*WORK TO COMPLETE*.
Only lines containing the string "JSON" belong in the answer; find them in the records and copy them.

(RECORDS TO USE begins)

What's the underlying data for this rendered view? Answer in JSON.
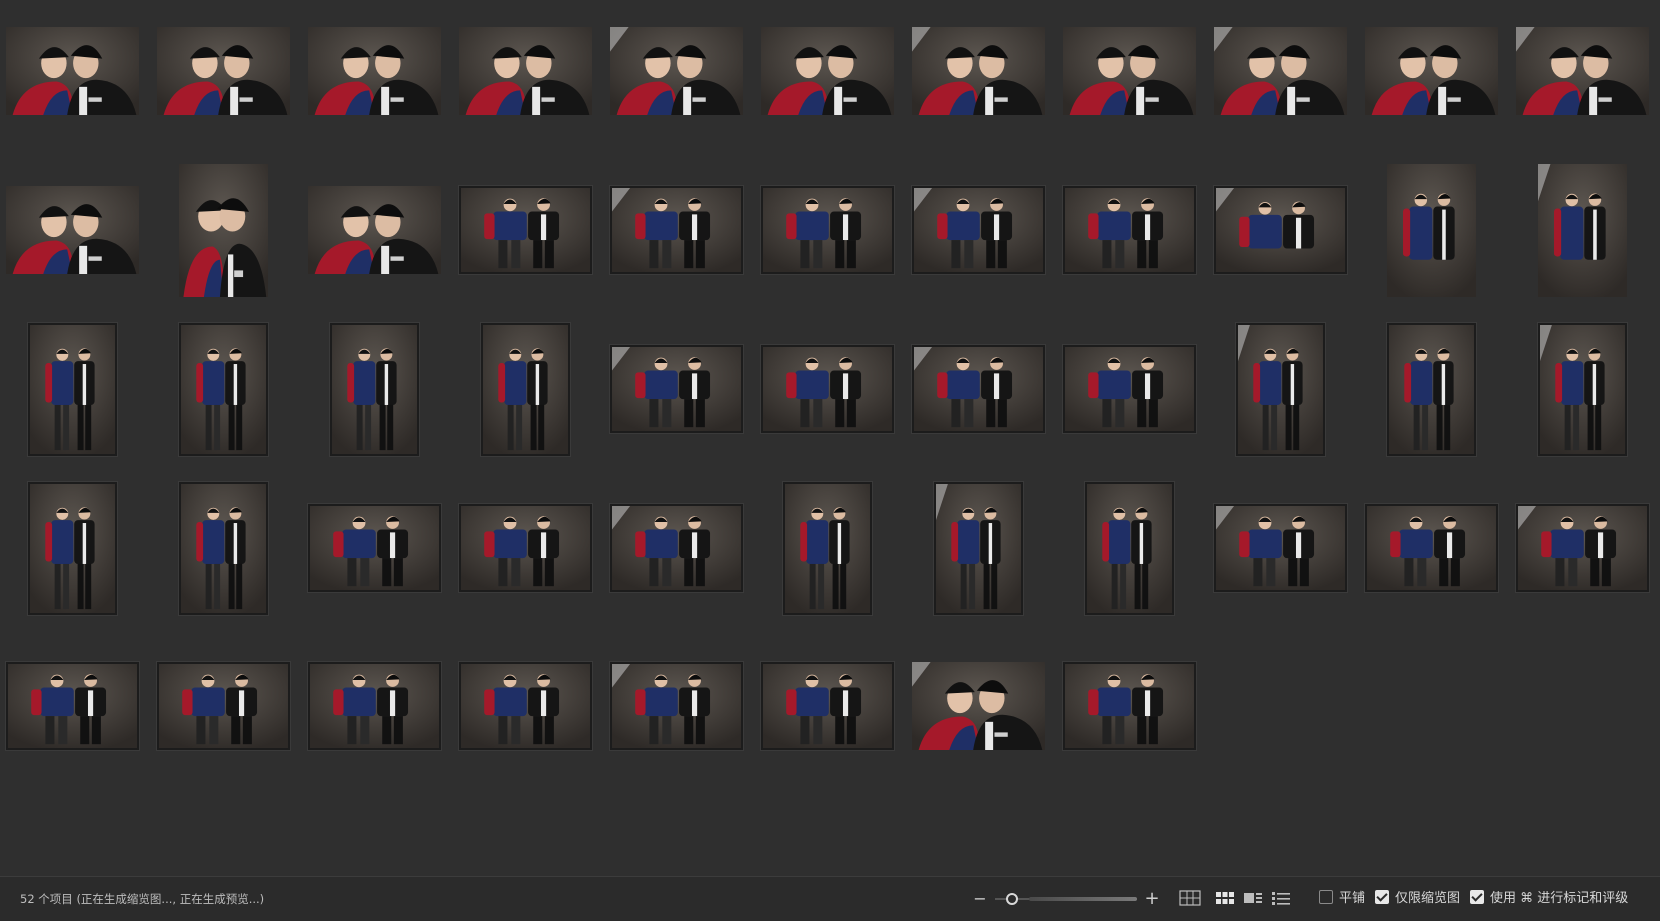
{
  "status_text": "52 个项目 (正在生成缩览图..., 正在生成预览...)",
  "zoom": {
    "out_label": "−",
    "in_label": "+",
    "level": 0.1
  },
  "view_modes": [
    "grid-large-icon",
    "grid-small-icon",
    "filmstrip-icon",
    "list-icon"
  ],
  "options": {
    "tile": {
      "label": "平铺",
      "checked": false
    },
    "thumbs_only": {
      "label": "仅限缩览图",
      "checked": true
    },
    "use_marks": {
      "label": "使用 ⌘ 进行标记和评级",
      "checked": true
    }
  },
  "colors": {
    "background": "#2f2f2f",
    "red_jacket": "#a5192a",
    "navy_jacket": "#1f2f66",
    "black_jacket": "#151515",
    "studio_backdrop": "#4a443f"
  },
  "rows": [
    [
      "LS",
      "LS",
      "LS",
      "LS",
      "LS",
      "LS",
      "LS",
      "LS",
      "LS",
      "LS",
      "LS"
    ],
    [
      "LS",
      "PS",
      "LS",
      "LF",
      "LF",
      "LF",
      "LF",
      "LF",
      "LB",
      "PB",
      "PB"
    ],
    [
      "PF",
      "PF",
      "PF",
      "PF",
      "LF",
      "LF",
      "LF",
      "LF",
      "PF",
      "PF",
      "PF"
    ],
    [
      "PF",
      "PF",
      "LF",
      "LF",
      "LF",
      "PF",
      "PF",
      "PF",
      "LF",
      "LF",
      "LF"
    ],
    [
      "LF",
      "LF",
      "LF",
      "LF",
      "LF",
      "LF",
      "LS",
      "LF"
    ]
  ]
}
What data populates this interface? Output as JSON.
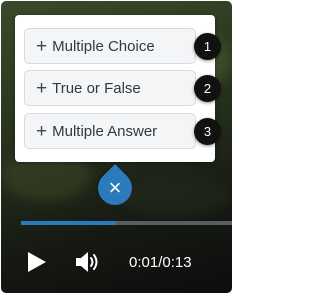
{
  "options": [
    {
      "label": "Multiple Choice",
      "badge": "1"
    },
    {
      "label": "True or False",
      "badge": "2"
    },
    {
      "label": "Multiple Answer",
      "badge": "3"
    }
  ],
  "marker_symbol": "×",
  "player": {
    "time": "0:01/0:13",
    "progress": 0.45
  },
  "icons": {
    "option_plus": "+",
    "play": "play-icon",
    "volume": "volume-icon",
    "close": "close-icon"
  },
  "colors": {
    "accent": "#2b7abc",
    "badge": "#111111",
    "option_bg": "#f4f5f6",
    "text": "#2d3b45"
  }
}
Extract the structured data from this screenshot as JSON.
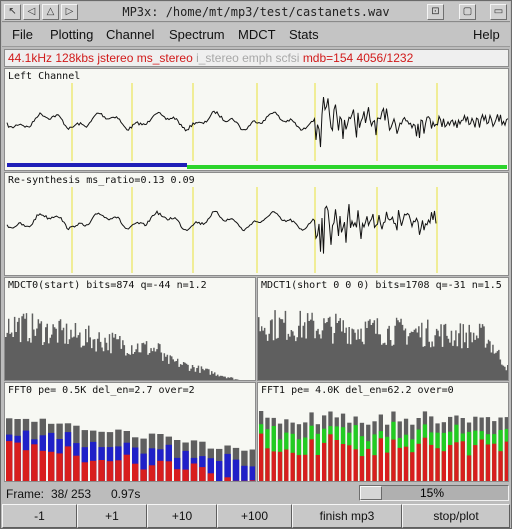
{
  "window": {
    "title": "MP3x: /home/mt/mp3/test/castanets.wav",
    "controls_left": [
      "↖",
      "◁",
      "△",
      "▷"
    ],
    "controls_right": [
      "⊡",
      "▢",
      "▭"
    ]
  },
  "menu": {
    "file": "File",
    "plotting": "Plotting",
    "channel": "Channel",
    "spectrum": "Spectrum",
    "mdct": "MDCT",
    "stats": "Stats",
    "help": "Help"
  },
  "info": {
    "active": "44.1kHz 128kbs  jstereo ms_stereo ",
    "inactive": "i_stereo emph scfsi ",
    "mdb": " mdb=154   4056/1232"
  },
  "panels": {
    "left_channel": "Left Channel",
    "resynthesis": "Re-synthesis  ms_ratio=0.13  0.09",
    "mdct0": "MDCT0(start) bits=874 q=-44 n=1.2",
    "mdct1": "MDCT1(short 0 0 0) bits=1708 q=-31 n=1.5",
    "fft0": "FFT0 pe= 0.5K del_en=2.7 over=2",
    "fft1": "FFT1 pe= 4.0K del_en=62.2 over=0"
  },
  "status": {
    "frame_label": "Frame:",
    "frame_value": "38/ 253",
    "time": "0.97s",
    "slider_value": "15%",
    "slider_fraction": 0.15
  },
  "buttons": {
    "minus1": "-1",
    "plus1": "+1",
    "plus10": "+10",
    "plus100": "+100",
    "finish": "finish mp3",
    "stop": "stop/plot"
  },
  "colors": {
    "info_red": "#d11a1a",
    "info_grey": "#a8a8a8",
    "marker_yellow": "#e8e23a",
    "blue_bar": "#1f1fb8",
    "green_bar": "#2bd42b",
    "mdct_fill": "#5f5f5f",
    "fft_grey": "#5f5f5f",
    "fft_red": "#d81e1e",
    "fft_blue": "#2020c8",
    "fft_green": "#22cc22"
  }
}
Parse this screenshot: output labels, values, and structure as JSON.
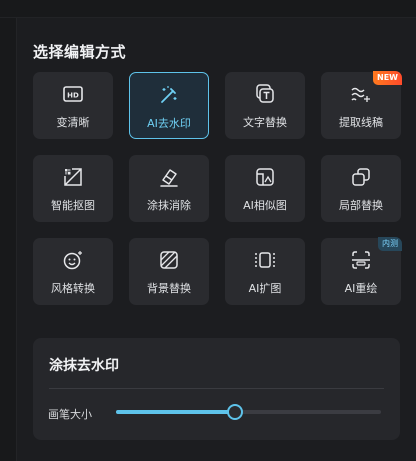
{
  "panel": {
    "title": "选择编辑方式"
  },
  "tools": [
    {
      "label": "变清晰",
      "icon": "hd-icon",
      "selected": false,
      "badge": ""
    },
    {
      "label": "AI去水印",
      "icon": "magic-wand-icon",
      "selected": true,
      "badge": ""
    },
    {
      "label": "文字替换",
      "icon": "text-replace-icon",
      "selected": false,
      "badge": ""
    },
    {
      "label": "提取线稿",
      "icon": "line-extract-icon",
      "selected": false,
      "badge": "NEW"
    },
    {
      "label": "智能抠图",
      "icon": "cutout-icon",
      "selected": false,
      "badge": ""
    },
    {
      "label": "涂抹消除",
      "icon": "eraser-icon",
      "selected": false,
      "badge": ""
    },
    {
      "label": "AI相似图",
      "icon": "similar-image-icon",
      "selected": false,
      "badge": ""
    },
    {
      "label": "局部替换",
      "icon": "partial-replace-icon",
      "selected": false,
      "badge": ""
    },
    {
      "label": "风格转换",
      "icon": "style-transfer-icon",
      "selected": false,
      "badge": ""
    },
    {
      "label": "背景替换",
      "icon": "background-replace-icon",
      "selected": false,
      "badge": ""
    },
    {
      "label": "AI扩图",
      "icon": "expand-image-icon",
      "selected": false,
      "badge": ""
    },
    {
      "label": "AI重绘",
      "icon": "redraw-icon",
      "selected": false,
      "badge": "内测"
    }
  ],
  "settings": {
    "title": "涂抹去水印",
    "brush_label": "画笔大小",
    "brush_size_fraction": 0.45
  },
  "colors": {
    "accent": "#5ec3ea",
    "badge_new": "#ff5a24",
    "badge_beta": "#27475a"
  }
}
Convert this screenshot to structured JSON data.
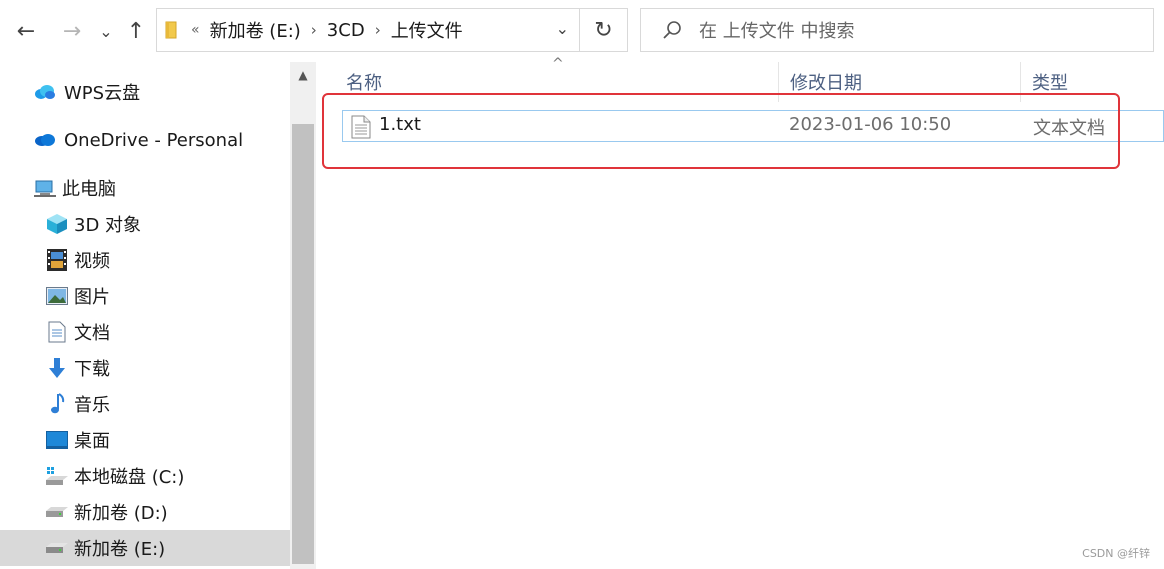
{
  "nav": {
    "back": "←",
    "forward": "→",
    "recent": "⌄",
    "up": "↑",
    "refresh": "↻"
  },
  "address": {
    "overflow": "«",
    "crumbs": [
      "新加卷 (E:)",
      "3CD",
      "上传文件"
    ],
    "separator": "›",
    "dropdown": "⌄"
  },
  "search": {
    "placeholder": "在 上传文件 中搜索"
  },
  "sidebar": {
    "items": [
      {
        "label": "WPS云盘",
        "icon": "cloud-icon"
      },
      {
        "label": "OneDrive - Personal",
        "icon": "onedrive-icon"
      },
      {
        "label": "此电脑",
        "icon": "computer-icon"
      },
      {
        "label": "3D 对象",
        "icon": "cube-icon"
      },
      {
        "label": "视频",
        "icon": "film-icon"
      },
      {
        "label": "图片",
        "icon": "picture-icon"
      },
      {
        "label": "文档",
        "icon": "document-icon"
      },
      {
        "label": "下载",
        "icon": "download-icon"
      },
      {
        "label": "音乐",
        "icon": "music-icon"
      },
      {
        "label": "桌面",
        "icon": "desktop-icon"
      },
      {
        "label": "本地磁盘 (C:)",
        "icon": "drive-icon"
      },
      {
        "label": "新加卷 (D:)",
        "icon": "drive-icon"
      },
      {
        "label": "新加卷 (E:)",
        "icon": "drive-icon",
        "selected": true
      }
    ]
  },
  "scrollbar": {
    "up": "▲"
  },
  "columns": {
    "name": "名称",
    "modified": "修改日期",
    "type": "类型",
    "sort_indicator": "^"
  },
  "files": [
    {
      "name": "1.txt",
      "modified": "2023-01-06 10:50",
      "type": "文本文档"
    }
  ],
  "watermark": "CSDN @纤锌",
  "colors": {
    "accent": "#0078d4",
    "highlight": "#e0343a",
    "selection_border": "#99c9ef",
    "header_text": "#4d6082"
  }
}
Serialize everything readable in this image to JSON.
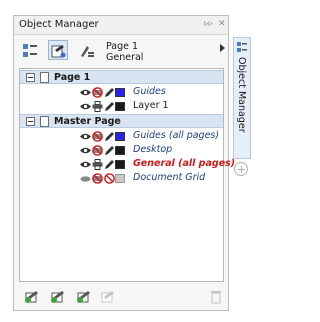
{
  "panel": {
    "title": "Object Manager",
    "controls": {
      "dock_label": "▹▹",
      "close_label": "✕"
    },
    "current_page": {
      "name": "Page 1",
      "layer": "General"
    }
  },
  "tree": {
    "groups": [
      {
        "label": "Page 1",
        "layers": [
          {
            "name": "Guides",
            "color": "#2a23e8",
            "style": "italic-blue",
            "print_icon": "no-print-icon"
          },
          {
            "name": "Layer 1",
            "color": "#1a1a1a",
            "style": "plain",
            "print_icon": "printer-icon"
          }
        ]
      },
      {
        "label": "Master Page",
        "layers": [
          {
            "name": "Guides (all pages)",
            "color": "#2a23e8",
            "style": "italic-blue",
            "print_icon": "no-print-icon"
          },
          {
            "name": "Desktop",
            "color": "#1a1a1a",
            "style": "italic-blue",
            "print_icon": "no-print-icon"
          },
          {
            "name": "General (all pages)",
            "color": "#1a1a1a",
            "style": "red-bold",
            "print_icon": "printer-icon"
          },
          {
            "name": "Document Grid",
            "color": "#c8c8c8",
            "style": "italic-blue",
            "print_icon": "no-print-icon"
          }
        ]
      }
    ]
  },
  "side_tab": {
    "label": "Object Manager"
  },
  "colors": {
    "accent": "#d8e4f2",
    "active_text": "#d01818",
    "link_text": "#1f3f86"
  }
}
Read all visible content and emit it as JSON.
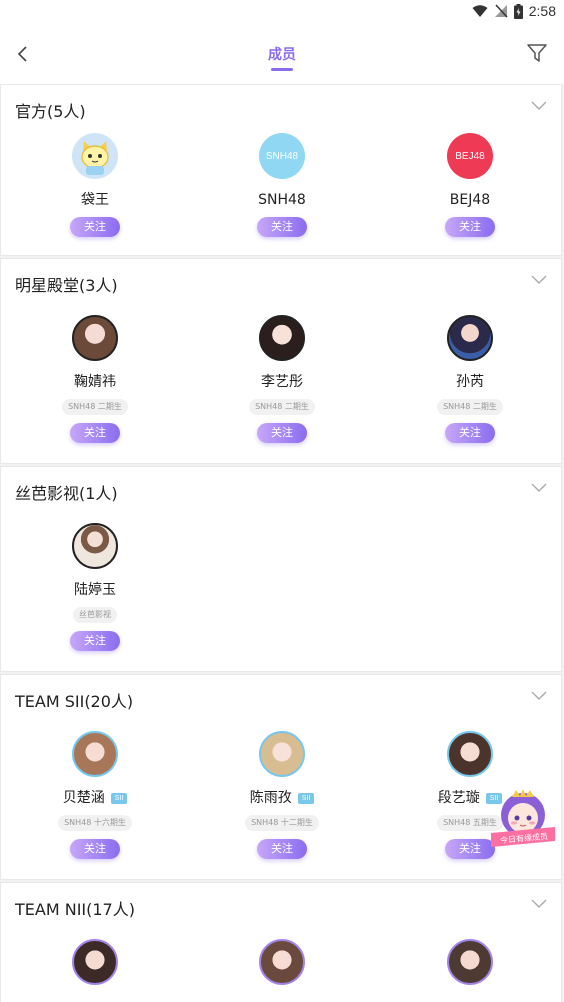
{
  "status": {
    "time": "2:58"
  },
  "header": {
    "title": "成员"
  },
  "sections": [
    {
      "title": "官方(5人)",
      "members": [
        {
          "name": "袋王",
          "follow": "关注"
        },
        {
          "name": "SNH48",
          "logo_text": "SNH48",
          "follow": "关注"
        },
        {
          "name": "BEJ48",
          "logo_text": "BEJ48",
          "follow": "关注"
        }
      ]
    },
    {
      "title": "明星殿堂(3人)",
      "members": [
        {
          "name": "鞠婧祎",
          "tag": "SNH48 二期生",
          "follow": "关注"
        },
        {
          "name": "李艺彤",
          "tag": "SNH48 二期生",
          "follow": "关注"
        },
        {
          "name": "孙芮",
          "tag": "SNH48 二期生",
          "follow": "关注"
        }
      ]
    },
    {
      "title": "丝芭影视(1人)",
      "members": [
        {
          "name": "陆婷玉",
          "tag": "丝芭影视",
          "follow": "关注"
        }
      ]
    },
    {
      "title": "TEAM SII(20人)",
      "members": [
        {
          "name": "贝楚涵",
          "badge": "SII",
          "tag": "SNH48 十六期生",
          "follow": "关注"
        },
        {
          "name": "陈雨孜",
          "badge": "SII",
          "tag": "SNH48 十二期生",
          "follow": "关注"
        },
        {
          "name": "段艺璇",
          "badge": "SII",
          "tag": "SNH48 五期生",
          "follow": "关注"
        }
      ]
    },
    {
      "title": "TEAM NII(17人)",
      "members": [
        {
          "name": ""
        },
        {
          "name": ""
        },
        {
          "name": ""
        }
      ]
    }
  ],
  "mascot": {
    "banner": "今日有缘成员"
  },
  "colors": {
    "accent": "#8b6cf0",
    "badge": "#78c7ec"
  }
}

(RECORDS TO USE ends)

*SOLUTION TO THIS PROBLEM*.
What's the underlying data for this rendered view? Answer in JSON.
What data populates this interface? Output as JSON.
Extract the structured data from this screenshot as JSON.
Parse this screenshot: output labels, values, and structure as JSON.
Convert this screenshot to structured JSON data.
Serialize everything readable in this image to JSON.
Read all visible content and emit it as JSON.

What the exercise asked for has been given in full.